Entries provided
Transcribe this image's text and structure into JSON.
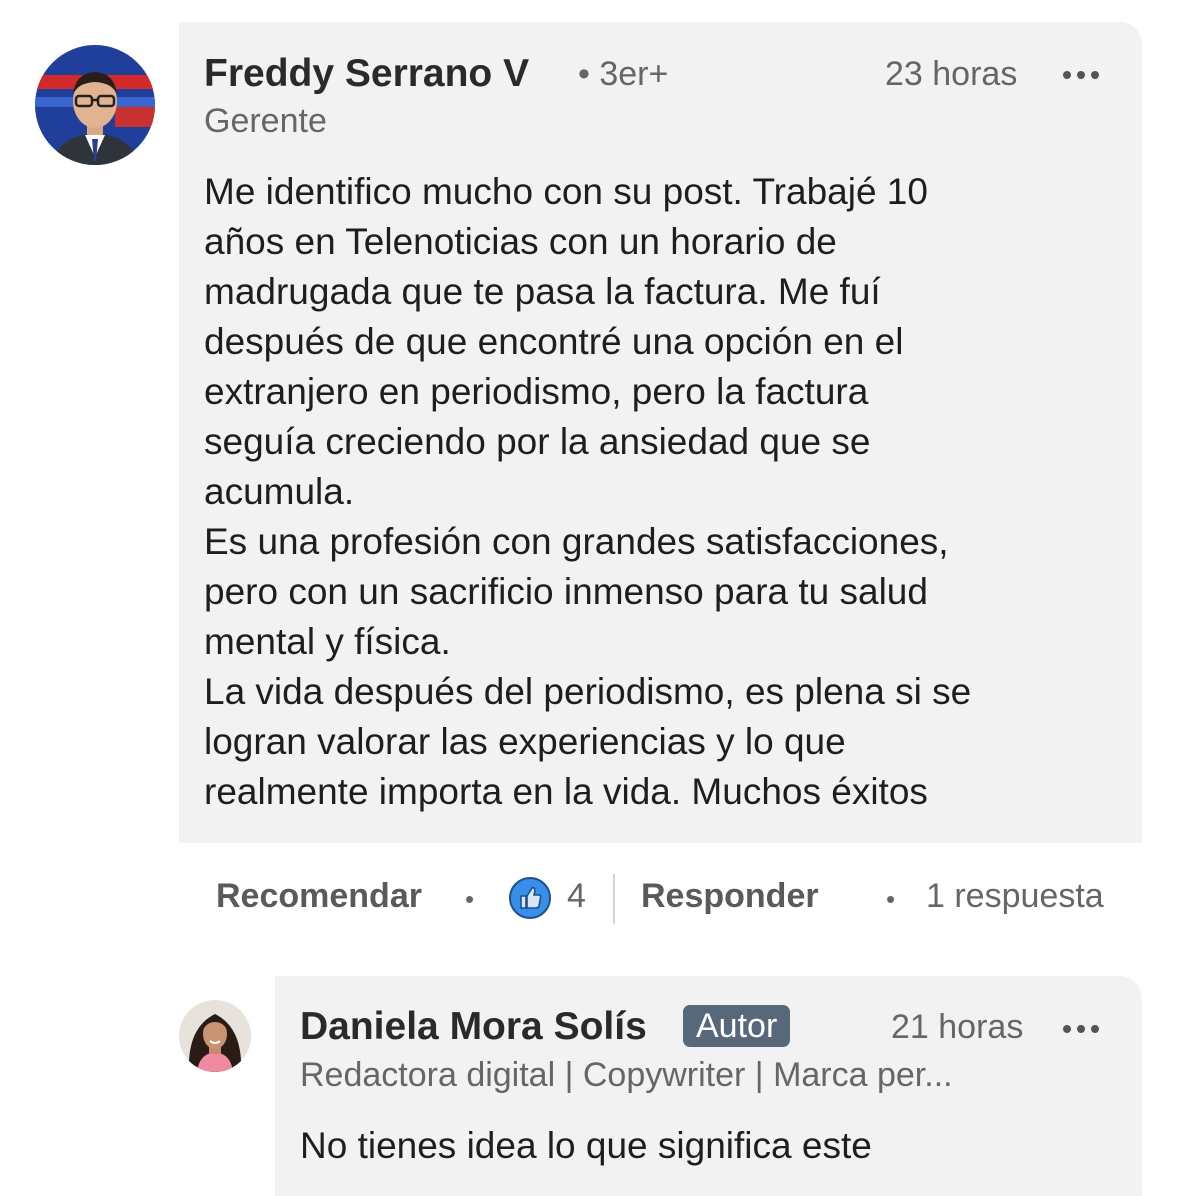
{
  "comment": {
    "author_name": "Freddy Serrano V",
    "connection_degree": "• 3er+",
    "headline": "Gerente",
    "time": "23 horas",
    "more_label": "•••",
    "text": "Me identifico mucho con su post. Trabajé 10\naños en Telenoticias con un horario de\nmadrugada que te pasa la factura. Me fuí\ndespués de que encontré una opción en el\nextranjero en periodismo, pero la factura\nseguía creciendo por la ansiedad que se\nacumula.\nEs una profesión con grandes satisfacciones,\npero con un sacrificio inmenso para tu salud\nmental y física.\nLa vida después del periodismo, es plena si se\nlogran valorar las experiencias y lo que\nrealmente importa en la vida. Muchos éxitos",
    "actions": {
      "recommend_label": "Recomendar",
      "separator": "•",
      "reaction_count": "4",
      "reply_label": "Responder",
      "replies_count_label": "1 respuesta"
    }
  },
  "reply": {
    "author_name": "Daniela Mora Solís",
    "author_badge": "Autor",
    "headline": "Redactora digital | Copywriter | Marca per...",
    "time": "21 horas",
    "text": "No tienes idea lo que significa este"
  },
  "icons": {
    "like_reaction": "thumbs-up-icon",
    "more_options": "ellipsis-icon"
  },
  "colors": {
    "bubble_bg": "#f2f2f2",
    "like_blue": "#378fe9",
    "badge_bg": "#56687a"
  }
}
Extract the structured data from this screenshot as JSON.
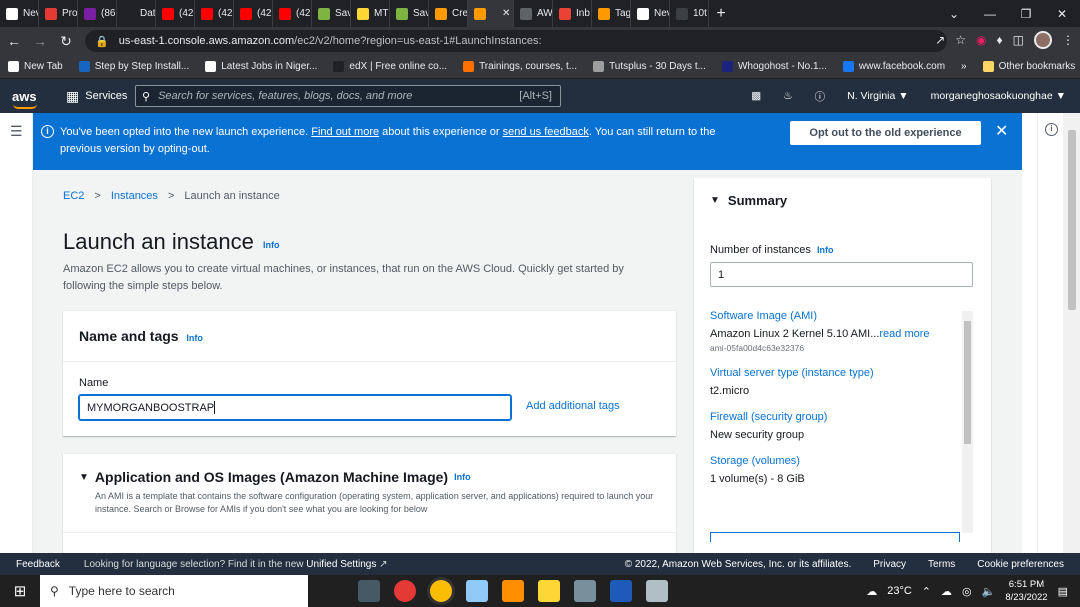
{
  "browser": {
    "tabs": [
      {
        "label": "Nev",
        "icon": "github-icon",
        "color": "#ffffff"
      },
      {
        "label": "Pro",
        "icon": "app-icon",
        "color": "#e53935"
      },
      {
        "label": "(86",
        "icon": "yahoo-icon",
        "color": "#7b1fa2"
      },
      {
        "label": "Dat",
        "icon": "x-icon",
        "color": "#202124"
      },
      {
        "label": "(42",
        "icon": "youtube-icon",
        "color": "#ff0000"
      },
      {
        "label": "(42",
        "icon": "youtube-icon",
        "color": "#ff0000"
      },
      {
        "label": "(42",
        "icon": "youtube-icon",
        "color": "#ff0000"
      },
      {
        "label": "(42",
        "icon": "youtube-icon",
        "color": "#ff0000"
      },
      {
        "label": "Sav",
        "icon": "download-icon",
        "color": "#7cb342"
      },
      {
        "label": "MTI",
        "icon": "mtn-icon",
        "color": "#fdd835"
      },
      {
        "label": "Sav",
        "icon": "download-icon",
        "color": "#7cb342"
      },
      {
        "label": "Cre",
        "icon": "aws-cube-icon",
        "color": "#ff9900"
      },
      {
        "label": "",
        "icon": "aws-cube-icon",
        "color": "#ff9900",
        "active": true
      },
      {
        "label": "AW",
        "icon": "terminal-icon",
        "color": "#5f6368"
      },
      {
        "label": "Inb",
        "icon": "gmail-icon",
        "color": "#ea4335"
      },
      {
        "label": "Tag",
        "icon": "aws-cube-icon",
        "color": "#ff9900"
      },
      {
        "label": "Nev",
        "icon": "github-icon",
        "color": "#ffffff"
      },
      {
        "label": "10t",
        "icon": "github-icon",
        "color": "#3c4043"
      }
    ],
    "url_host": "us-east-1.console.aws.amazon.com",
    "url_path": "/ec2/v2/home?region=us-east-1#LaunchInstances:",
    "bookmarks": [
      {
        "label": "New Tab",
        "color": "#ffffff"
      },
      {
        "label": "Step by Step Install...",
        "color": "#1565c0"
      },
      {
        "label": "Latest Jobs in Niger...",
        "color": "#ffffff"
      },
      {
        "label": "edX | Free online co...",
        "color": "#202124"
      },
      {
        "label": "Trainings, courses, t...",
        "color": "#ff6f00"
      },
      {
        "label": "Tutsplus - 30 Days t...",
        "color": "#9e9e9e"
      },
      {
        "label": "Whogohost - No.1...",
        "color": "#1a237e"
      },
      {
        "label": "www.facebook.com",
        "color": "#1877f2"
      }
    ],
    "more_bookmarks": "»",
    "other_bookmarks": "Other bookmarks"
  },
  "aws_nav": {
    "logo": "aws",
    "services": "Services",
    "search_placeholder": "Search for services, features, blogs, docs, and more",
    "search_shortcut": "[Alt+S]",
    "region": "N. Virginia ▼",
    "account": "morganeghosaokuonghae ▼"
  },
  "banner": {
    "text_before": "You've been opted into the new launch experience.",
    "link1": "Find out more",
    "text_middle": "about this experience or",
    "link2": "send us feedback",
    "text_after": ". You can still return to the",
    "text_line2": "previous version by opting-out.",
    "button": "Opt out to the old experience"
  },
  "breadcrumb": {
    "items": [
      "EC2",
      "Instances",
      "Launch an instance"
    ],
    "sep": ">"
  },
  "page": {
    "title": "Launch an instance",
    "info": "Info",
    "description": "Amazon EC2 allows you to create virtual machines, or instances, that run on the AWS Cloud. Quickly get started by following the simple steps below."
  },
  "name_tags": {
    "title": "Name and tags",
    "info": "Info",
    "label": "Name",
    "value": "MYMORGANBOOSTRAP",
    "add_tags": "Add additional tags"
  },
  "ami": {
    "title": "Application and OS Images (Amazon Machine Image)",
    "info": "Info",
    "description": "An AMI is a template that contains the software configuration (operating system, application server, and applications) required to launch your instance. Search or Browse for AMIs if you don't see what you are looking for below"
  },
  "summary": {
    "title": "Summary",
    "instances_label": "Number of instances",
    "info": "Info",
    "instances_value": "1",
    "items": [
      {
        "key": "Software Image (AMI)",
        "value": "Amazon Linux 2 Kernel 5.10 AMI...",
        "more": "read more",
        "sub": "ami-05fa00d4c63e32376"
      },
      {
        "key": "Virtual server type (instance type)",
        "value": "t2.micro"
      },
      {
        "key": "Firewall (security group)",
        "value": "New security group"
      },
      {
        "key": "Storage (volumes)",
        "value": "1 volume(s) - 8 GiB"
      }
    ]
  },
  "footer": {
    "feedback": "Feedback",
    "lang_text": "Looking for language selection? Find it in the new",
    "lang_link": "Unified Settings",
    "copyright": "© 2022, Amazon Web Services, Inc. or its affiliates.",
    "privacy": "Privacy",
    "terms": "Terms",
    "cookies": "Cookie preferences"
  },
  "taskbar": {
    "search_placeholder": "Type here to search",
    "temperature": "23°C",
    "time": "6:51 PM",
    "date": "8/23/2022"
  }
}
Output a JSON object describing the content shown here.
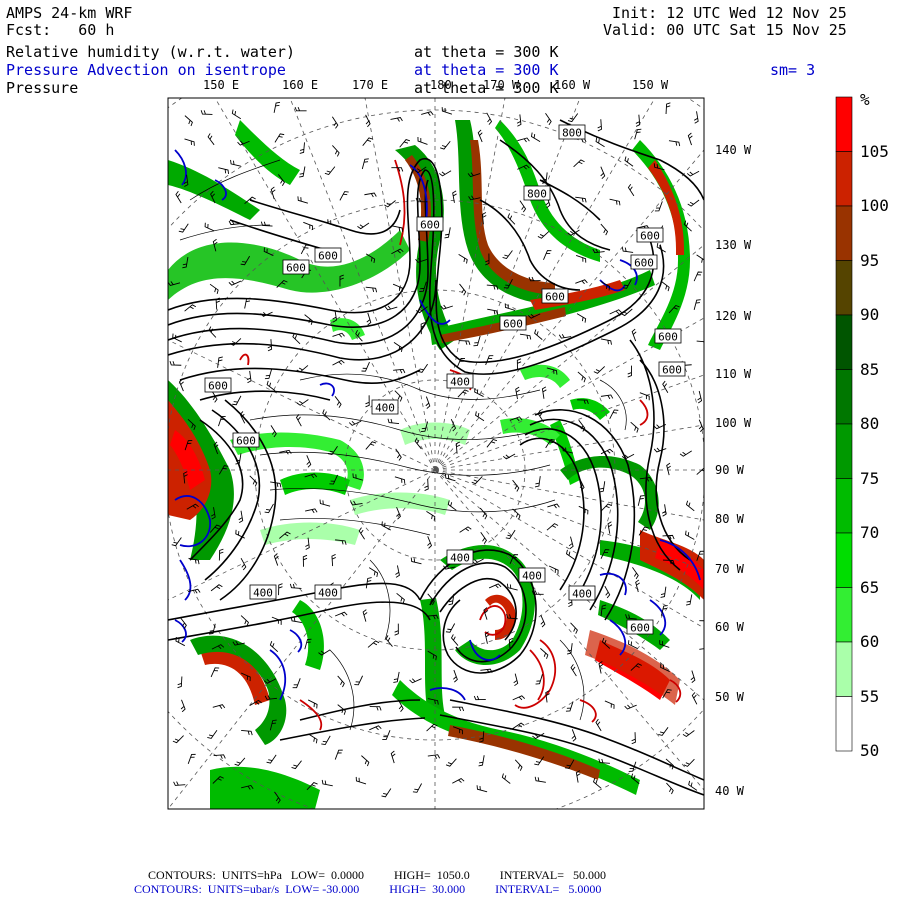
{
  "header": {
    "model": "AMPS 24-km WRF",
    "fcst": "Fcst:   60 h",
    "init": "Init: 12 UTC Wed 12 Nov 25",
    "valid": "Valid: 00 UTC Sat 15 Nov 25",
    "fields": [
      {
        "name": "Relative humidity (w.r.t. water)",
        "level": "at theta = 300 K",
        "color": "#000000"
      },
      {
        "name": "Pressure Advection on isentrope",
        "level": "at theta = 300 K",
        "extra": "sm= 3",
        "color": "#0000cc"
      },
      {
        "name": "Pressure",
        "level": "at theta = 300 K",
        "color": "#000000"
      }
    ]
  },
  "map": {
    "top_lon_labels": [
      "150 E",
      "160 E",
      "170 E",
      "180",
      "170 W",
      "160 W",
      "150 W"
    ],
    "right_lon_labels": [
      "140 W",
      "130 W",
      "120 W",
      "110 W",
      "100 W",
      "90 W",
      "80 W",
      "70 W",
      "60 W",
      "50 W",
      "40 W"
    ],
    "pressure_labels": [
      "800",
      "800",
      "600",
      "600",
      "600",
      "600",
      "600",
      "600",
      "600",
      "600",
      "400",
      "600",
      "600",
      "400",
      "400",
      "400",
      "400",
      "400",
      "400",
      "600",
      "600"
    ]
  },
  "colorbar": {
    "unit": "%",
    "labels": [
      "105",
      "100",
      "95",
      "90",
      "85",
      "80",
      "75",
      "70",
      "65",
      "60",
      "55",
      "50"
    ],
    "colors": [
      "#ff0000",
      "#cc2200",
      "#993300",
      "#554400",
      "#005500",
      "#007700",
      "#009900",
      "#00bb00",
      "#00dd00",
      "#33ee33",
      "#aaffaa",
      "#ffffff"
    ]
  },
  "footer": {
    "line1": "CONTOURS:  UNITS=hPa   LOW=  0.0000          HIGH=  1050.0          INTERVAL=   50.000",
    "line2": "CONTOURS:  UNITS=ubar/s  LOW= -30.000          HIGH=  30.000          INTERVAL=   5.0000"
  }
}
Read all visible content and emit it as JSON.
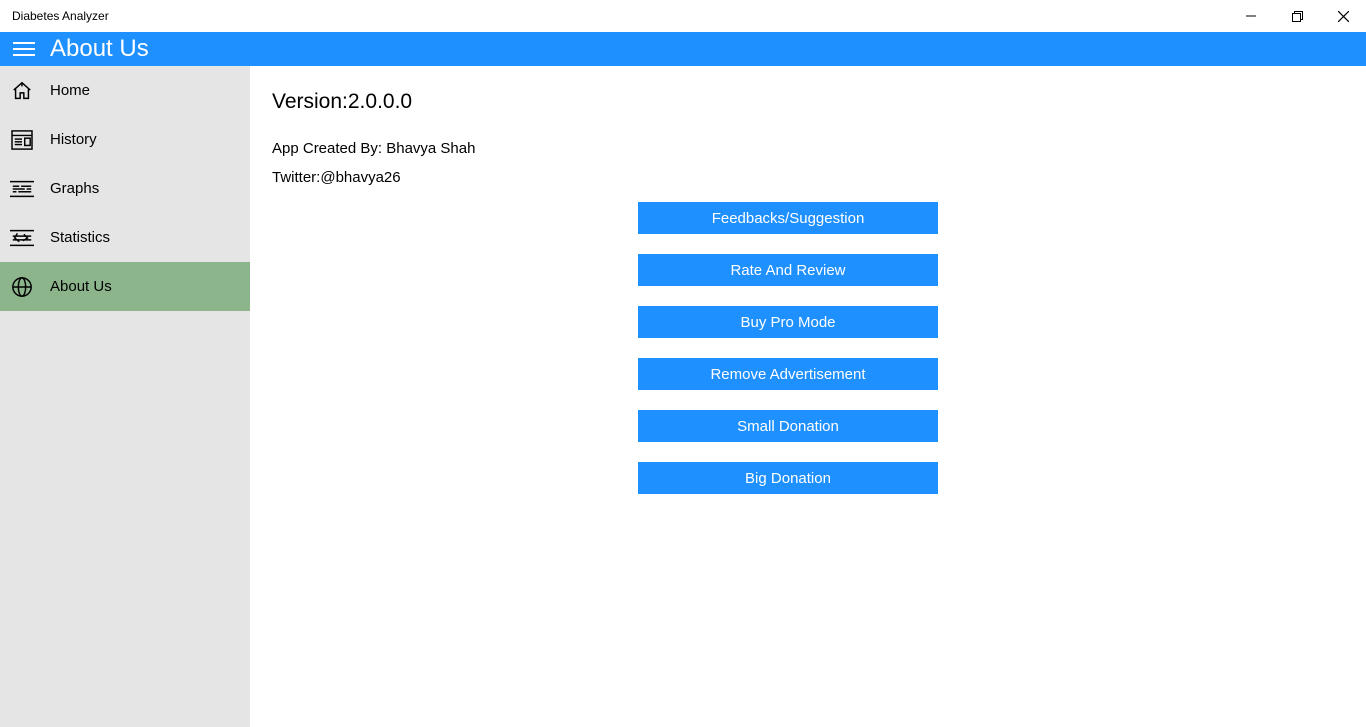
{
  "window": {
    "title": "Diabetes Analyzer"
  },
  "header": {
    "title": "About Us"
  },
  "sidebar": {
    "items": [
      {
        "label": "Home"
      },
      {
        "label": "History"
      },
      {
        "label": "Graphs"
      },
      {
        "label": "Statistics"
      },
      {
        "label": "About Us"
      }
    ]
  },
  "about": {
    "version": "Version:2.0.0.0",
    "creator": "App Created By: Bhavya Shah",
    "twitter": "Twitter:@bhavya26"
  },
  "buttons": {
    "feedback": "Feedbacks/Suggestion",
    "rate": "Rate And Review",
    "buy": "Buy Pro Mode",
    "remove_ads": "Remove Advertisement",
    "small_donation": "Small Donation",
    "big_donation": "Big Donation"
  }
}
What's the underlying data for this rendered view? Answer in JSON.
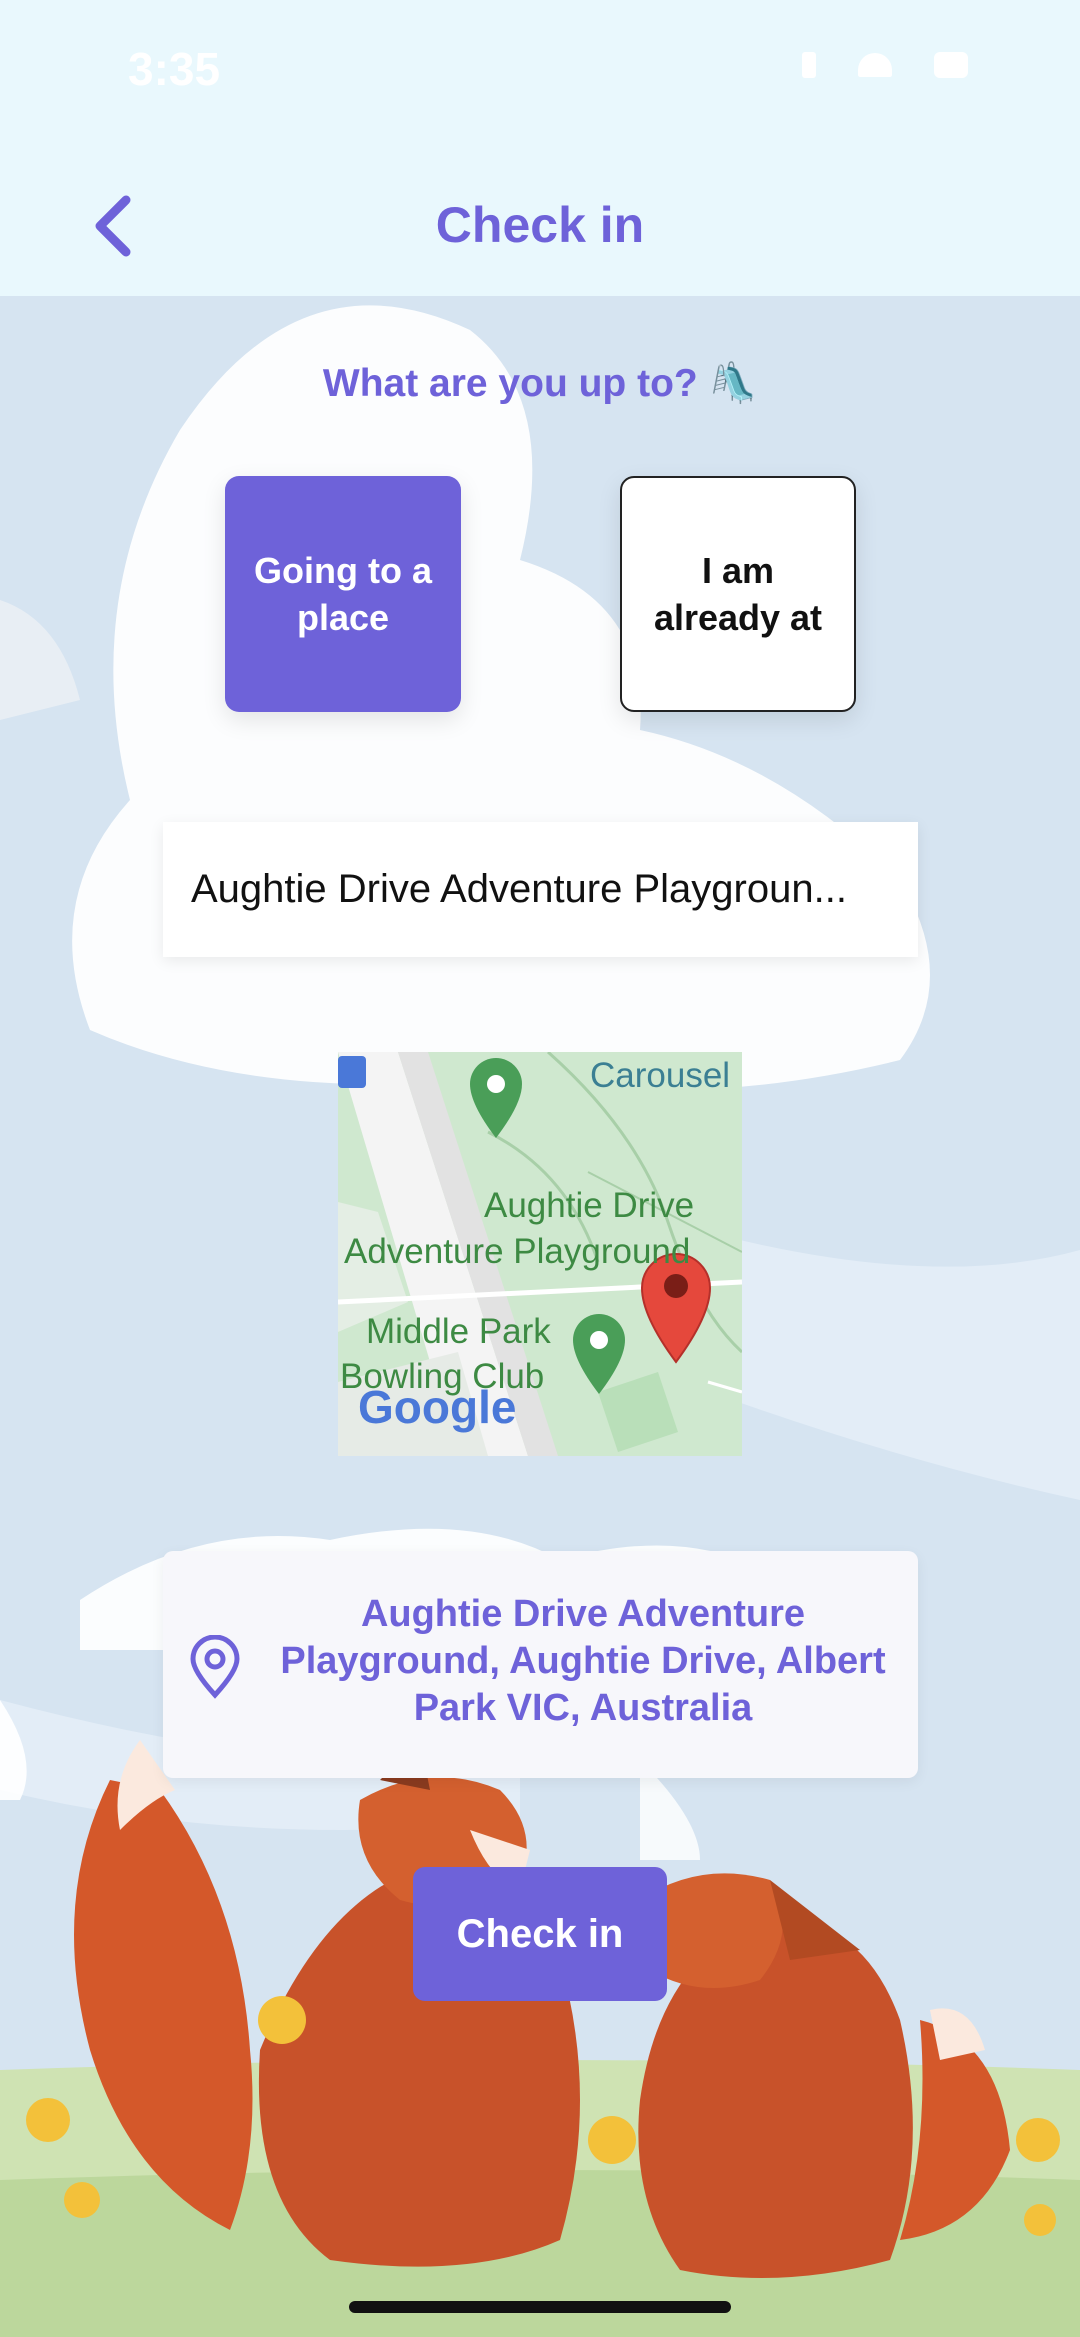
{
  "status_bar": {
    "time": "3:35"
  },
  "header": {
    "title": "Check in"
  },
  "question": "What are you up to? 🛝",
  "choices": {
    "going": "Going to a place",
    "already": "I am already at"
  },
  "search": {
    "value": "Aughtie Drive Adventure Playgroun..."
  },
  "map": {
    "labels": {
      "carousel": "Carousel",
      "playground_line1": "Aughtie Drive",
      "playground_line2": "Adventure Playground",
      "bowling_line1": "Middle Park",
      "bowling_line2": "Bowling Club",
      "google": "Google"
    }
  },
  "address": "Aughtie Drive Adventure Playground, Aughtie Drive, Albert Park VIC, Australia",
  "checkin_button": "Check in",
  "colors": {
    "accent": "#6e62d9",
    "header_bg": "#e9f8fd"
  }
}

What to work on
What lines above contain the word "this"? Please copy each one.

Result below
Transcribe this image's text and structure into JSON.
Extract the structured data from this screenshot as JSON.
    "text_middle": "about this experience or",
What's the underlying data for this rendered view? Answer in JSON.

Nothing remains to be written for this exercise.